The soldier is from the Seattle area and asked to be represented by Browne when he was taken into custody, Browne said. He also said that he has met with the soldier's family and that unless the soldier is returned to Joint Base Lewis-McChord in the next few days, he will travel to meet the soldier wherever he is in custody.
The army has withheld the soldier's name, as did Browne.
Meanwhile, the American campaign in Afghanistan suffered a double blow yesterday: The Taliban broke off talks with the U.S., and President Hamid Karzai said NATO should pull out of rural areas and speed up the transfer of security responsibilities to Afghan forces nationwide in the wake of the killing of the 16 civilians.
The moves represent new setbacks to America's strategy for ending the 10-year-old war at a time when support for the conflict is plummeting. Part of the U.S. exit strategy is to transfer authority gradually to Afghan forces. Another tack is to pull the Taliban into political discussions with the Afghan government.

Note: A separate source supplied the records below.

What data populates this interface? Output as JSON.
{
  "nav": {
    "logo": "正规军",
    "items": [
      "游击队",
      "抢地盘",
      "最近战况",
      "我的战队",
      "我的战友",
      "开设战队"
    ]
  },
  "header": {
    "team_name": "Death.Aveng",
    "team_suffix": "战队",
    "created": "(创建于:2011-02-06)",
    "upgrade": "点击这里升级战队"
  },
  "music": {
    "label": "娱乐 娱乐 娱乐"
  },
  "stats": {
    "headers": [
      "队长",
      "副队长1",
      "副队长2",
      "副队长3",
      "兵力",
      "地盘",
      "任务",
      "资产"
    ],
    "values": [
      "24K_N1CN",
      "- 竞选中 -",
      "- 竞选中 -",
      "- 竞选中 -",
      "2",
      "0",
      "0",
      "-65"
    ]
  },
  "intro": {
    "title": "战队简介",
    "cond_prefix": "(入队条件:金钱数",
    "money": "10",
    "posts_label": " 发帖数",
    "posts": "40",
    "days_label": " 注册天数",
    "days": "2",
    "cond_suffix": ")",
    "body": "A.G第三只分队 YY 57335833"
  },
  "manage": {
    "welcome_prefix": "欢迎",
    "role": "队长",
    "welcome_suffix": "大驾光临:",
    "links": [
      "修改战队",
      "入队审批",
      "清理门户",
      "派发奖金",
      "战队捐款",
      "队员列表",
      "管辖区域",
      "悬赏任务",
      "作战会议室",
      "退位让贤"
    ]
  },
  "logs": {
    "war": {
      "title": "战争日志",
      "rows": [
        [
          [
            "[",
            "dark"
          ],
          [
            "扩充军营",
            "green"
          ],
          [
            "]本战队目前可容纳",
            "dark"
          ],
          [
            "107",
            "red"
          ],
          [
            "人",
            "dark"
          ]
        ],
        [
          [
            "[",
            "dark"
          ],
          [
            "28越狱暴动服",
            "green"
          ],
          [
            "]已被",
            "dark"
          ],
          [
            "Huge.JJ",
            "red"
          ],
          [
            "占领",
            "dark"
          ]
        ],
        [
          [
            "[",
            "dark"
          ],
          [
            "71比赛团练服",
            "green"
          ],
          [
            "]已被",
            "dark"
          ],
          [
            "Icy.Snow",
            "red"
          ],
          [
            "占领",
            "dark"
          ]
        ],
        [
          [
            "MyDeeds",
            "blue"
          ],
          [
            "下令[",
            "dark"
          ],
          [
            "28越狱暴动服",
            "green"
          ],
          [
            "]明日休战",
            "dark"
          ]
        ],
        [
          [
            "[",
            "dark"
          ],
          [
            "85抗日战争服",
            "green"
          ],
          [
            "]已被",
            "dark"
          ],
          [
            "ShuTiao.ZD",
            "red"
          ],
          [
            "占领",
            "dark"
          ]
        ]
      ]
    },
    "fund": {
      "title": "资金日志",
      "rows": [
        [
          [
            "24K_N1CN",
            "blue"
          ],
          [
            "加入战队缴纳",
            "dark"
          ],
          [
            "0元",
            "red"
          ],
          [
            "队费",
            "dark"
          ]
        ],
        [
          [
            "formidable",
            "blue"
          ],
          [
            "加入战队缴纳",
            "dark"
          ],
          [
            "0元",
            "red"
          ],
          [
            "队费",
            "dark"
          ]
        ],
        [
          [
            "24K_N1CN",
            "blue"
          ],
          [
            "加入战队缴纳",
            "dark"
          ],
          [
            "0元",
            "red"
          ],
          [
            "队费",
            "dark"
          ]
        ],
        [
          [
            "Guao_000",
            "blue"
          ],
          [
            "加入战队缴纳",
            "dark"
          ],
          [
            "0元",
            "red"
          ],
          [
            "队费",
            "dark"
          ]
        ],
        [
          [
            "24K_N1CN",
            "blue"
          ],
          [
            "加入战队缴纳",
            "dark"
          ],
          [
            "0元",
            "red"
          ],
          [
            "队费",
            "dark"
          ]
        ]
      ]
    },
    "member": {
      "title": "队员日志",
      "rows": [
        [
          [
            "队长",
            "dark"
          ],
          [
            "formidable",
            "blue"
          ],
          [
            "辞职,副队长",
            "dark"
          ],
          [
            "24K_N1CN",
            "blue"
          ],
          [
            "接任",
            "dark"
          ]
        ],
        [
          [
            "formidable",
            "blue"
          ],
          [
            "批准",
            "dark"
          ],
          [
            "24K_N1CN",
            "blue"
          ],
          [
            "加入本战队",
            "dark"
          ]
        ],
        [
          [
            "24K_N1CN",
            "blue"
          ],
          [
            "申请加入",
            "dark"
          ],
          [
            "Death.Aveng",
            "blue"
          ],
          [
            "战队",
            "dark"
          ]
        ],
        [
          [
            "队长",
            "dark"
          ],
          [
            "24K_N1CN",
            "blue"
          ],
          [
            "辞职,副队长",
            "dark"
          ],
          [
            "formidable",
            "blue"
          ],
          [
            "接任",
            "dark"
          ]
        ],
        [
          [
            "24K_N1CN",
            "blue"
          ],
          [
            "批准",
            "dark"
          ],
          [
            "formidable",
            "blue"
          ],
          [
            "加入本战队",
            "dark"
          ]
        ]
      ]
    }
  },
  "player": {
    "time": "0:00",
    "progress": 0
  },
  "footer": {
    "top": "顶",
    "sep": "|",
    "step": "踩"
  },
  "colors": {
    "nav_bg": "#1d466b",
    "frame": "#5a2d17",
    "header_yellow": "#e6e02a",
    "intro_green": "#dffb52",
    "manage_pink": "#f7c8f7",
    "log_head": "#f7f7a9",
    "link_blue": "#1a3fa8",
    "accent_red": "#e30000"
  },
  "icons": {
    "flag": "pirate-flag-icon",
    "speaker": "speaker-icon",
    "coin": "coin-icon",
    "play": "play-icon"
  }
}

Although Karzai has previously said that he wanted international troops to transition out of rural areas, the apparent call for an immediate exit is new. Karzai also said he now wants Afghan forces take the lead for countrywide security in 2013, in what appeared to be a move to push the U.S. toward an earlier drawdown.